Start of DATASET RECORDS

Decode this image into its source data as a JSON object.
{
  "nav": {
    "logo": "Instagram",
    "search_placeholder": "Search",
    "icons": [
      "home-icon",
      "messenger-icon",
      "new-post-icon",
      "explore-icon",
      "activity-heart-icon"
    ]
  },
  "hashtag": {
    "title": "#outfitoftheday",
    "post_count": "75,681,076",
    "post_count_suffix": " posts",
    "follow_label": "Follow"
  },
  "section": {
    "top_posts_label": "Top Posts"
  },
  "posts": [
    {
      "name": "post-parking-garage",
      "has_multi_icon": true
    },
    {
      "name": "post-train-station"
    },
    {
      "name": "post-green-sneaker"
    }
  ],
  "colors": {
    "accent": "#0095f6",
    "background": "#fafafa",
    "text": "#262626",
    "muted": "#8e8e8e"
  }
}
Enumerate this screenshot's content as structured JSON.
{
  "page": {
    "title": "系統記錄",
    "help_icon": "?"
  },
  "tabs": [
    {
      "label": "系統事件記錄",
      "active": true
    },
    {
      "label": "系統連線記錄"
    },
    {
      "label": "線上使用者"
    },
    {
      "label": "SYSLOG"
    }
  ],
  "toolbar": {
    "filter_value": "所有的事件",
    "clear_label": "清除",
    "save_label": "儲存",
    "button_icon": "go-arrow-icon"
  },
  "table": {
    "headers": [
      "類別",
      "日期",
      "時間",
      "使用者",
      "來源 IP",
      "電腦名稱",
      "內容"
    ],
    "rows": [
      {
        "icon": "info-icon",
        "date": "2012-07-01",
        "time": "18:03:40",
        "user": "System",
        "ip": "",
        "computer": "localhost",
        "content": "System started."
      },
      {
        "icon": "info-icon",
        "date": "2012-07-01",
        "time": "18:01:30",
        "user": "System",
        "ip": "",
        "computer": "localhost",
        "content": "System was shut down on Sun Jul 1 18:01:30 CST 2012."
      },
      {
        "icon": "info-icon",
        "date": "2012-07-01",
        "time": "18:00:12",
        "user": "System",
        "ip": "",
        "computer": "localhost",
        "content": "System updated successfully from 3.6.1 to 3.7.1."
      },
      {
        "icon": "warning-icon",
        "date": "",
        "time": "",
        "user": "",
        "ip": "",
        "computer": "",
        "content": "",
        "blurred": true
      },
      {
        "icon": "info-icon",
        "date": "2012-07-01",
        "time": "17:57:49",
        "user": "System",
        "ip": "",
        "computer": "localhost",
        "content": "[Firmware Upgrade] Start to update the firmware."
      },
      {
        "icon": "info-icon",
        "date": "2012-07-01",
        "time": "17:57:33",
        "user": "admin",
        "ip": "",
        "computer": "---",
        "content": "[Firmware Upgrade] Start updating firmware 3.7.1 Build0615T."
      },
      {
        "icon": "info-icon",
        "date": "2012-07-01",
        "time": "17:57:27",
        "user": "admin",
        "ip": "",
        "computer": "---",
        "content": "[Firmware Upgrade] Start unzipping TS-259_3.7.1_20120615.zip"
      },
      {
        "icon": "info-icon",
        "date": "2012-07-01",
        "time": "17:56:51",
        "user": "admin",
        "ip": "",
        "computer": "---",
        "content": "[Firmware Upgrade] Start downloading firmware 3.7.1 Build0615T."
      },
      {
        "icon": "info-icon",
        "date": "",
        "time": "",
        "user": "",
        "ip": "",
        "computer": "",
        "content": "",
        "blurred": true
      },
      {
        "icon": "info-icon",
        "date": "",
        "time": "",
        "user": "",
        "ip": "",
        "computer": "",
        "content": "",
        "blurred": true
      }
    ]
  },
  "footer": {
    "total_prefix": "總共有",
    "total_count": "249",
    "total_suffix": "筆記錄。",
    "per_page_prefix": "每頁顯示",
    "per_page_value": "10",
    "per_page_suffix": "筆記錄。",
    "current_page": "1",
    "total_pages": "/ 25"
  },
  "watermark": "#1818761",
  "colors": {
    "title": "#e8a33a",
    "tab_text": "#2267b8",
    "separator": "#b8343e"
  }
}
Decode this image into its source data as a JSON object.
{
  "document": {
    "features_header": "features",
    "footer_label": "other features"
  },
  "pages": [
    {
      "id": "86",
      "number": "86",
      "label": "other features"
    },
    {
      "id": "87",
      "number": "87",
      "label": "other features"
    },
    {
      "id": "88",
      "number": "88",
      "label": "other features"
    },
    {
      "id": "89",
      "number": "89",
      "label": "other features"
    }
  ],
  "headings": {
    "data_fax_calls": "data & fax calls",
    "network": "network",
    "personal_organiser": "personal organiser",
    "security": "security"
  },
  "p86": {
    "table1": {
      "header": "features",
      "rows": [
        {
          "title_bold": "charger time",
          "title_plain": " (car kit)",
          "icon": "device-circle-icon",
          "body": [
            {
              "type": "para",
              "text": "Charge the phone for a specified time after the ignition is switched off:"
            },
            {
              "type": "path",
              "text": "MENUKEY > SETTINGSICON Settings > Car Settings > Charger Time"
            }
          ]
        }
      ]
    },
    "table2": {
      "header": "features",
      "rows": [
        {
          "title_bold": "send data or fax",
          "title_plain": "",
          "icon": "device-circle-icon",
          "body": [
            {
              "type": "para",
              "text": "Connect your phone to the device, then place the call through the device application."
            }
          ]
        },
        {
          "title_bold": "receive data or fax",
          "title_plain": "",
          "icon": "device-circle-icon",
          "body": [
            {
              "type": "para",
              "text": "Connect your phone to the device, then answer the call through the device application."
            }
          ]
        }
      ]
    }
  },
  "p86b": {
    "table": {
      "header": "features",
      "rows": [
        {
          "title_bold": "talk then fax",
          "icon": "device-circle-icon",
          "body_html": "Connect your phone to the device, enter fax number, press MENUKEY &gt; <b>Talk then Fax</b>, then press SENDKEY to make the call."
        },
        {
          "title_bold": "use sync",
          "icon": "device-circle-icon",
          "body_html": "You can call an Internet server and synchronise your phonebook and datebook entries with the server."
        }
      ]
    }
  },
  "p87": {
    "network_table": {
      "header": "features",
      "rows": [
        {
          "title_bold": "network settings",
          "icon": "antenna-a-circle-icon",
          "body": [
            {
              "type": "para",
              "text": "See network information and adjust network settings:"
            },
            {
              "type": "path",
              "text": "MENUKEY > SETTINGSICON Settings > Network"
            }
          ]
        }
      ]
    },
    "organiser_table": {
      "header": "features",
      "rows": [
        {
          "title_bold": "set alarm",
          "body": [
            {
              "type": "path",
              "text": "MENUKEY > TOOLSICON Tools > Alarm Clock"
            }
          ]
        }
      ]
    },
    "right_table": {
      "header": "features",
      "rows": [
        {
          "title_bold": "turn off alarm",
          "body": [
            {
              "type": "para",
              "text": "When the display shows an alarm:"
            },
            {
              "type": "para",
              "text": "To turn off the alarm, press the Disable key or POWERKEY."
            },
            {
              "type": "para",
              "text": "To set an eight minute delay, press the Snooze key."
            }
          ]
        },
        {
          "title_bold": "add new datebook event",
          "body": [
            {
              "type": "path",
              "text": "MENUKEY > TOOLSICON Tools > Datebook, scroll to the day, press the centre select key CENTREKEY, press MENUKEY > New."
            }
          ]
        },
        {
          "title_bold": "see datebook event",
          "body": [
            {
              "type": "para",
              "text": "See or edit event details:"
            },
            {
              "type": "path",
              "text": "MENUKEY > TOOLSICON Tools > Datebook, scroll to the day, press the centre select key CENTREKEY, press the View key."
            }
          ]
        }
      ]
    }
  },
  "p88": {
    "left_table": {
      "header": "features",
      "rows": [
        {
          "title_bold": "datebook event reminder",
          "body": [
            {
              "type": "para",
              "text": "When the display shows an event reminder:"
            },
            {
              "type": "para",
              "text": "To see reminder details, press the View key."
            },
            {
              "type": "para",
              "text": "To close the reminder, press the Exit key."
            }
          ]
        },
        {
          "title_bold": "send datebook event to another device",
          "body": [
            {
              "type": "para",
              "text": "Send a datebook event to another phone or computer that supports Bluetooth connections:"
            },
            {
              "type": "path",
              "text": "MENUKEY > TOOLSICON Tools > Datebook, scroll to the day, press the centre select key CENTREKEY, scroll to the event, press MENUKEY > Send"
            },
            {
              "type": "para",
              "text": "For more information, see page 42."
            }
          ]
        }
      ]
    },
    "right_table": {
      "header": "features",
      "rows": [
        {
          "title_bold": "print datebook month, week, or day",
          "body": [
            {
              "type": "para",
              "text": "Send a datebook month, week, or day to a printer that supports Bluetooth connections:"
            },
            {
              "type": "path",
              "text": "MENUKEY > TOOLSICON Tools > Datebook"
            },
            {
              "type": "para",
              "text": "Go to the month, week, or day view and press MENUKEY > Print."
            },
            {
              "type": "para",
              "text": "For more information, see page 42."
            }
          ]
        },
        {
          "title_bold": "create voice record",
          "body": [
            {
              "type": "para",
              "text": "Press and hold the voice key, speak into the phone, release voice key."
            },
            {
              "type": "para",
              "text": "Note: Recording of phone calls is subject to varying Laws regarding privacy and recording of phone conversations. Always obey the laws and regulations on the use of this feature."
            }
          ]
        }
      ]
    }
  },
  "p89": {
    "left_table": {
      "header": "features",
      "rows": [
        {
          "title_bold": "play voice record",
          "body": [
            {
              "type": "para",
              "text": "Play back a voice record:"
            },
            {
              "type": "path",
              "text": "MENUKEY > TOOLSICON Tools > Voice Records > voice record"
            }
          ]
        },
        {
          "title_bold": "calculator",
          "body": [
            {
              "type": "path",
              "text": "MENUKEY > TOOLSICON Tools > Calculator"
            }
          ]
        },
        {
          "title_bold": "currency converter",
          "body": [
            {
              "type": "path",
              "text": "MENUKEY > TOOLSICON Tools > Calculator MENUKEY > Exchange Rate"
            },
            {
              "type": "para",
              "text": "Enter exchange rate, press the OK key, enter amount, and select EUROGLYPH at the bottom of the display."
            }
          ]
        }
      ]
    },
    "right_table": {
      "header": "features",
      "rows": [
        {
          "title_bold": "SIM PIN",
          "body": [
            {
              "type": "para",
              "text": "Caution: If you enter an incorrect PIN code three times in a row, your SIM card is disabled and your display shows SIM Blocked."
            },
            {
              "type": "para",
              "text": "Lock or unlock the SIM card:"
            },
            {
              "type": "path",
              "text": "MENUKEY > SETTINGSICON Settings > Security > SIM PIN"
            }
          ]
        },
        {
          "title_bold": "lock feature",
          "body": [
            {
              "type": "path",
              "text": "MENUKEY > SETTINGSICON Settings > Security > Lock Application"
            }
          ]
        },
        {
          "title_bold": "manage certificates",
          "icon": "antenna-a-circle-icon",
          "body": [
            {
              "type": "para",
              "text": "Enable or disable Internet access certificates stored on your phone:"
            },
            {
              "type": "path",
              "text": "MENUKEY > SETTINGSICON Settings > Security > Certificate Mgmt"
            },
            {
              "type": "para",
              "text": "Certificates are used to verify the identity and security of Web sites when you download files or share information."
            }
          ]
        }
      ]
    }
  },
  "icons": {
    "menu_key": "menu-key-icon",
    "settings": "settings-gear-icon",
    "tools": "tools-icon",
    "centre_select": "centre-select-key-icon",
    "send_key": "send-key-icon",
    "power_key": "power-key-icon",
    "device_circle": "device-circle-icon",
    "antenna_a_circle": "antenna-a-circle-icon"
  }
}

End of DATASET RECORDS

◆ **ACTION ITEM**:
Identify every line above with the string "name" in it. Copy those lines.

◆ **SOLUTION**:
      "name": "post-parking-garage",
      "name": "post-train-station"
      "name": "post-green-sneaker"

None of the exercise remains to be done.